DIRECTIONS FOR THIS TASK >> From the entries below, report only the number of lines that contain the word "JSON".

DATA EXCERPTS >>
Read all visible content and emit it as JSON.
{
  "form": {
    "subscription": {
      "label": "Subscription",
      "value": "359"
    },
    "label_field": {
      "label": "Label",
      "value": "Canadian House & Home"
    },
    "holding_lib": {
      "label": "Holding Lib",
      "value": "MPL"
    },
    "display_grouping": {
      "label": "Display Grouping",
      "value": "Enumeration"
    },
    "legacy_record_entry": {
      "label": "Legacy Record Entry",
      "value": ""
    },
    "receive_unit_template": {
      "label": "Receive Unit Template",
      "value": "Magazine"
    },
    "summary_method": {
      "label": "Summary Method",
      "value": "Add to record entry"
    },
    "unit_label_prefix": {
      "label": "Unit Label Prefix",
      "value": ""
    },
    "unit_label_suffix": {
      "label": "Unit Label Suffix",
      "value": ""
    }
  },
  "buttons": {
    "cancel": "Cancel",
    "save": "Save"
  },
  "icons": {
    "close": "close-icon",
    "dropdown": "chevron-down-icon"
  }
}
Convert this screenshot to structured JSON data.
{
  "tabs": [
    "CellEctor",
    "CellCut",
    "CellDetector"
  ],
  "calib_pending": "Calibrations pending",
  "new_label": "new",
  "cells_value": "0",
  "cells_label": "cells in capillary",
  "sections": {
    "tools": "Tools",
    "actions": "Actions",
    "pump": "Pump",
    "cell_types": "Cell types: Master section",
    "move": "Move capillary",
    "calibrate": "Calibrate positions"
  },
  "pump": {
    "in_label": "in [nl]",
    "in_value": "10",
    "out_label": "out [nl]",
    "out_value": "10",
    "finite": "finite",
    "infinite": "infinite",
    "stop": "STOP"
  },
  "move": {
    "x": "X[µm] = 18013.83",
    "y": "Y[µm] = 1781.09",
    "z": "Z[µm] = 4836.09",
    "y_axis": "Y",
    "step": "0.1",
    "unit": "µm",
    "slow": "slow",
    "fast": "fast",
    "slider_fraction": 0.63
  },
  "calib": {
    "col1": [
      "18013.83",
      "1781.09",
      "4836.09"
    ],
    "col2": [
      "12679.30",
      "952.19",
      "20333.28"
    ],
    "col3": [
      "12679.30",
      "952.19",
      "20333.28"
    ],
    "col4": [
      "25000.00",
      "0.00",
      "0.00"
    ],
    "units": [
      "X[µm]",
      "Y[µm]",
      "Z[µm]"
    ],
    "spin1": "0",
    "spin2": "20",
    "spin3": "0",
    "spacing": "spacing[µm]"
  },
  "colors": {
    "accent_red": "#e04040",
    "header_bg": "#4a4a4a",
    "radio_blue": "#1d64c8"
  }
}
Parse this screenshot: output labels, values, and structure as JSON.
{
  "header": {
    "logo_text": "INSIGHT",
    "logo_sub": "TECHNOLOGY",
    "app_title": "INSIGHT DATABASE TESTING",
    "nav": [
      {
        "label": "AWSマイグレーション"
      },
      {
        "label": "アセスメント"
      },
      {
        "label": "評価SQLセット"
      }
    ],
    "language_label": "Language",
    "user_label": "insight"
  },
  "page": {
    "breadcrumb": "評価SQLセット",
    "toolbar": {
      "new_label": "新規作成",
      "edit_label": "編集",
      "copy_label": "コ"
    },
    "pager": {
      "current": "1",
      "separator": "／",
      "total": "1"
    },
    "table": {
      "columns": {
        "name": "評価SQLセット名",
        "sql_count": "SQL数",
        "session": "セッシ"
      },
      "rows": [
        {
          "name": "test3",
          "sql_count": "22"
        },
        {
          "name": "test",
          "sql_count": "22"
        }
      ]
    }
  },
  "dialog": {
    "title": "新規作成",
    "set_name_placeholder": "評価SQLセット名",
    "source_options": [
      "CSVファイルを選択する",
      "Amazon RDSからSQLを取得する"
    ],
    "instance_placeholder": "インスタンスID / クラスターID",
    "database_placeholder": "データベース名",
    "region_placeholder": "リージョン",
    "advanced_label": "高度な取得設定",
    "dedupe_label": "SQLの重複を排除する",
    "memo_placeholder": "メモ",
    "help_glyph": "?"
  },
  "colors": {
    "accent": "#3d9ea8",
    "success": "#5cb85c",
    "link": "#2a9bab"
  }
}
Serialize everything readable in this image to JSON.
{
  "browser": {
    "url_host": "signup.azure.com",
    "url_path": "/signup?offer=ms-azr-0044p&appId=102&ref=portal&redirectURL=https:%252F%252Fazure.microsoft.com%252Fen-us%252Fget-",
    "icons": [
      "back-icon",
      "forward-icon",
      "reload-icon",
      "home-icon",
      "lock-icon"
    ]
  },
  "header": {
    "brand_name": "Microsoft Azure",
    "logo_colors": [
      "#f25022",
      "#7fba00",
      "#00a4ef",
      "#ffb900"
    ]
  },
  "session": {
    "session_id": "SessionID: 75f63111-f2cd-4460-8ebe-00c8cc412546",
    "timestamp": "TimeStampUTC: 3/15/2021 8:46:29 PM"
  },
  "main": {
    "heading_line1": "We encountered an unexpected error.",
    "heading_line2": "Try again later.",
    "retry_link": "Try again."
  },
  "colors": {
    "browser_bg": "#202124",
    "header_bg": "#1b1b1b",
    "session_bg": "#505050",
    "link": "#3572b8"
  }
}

SOLUTION FOR THIS EXERCISE >> 4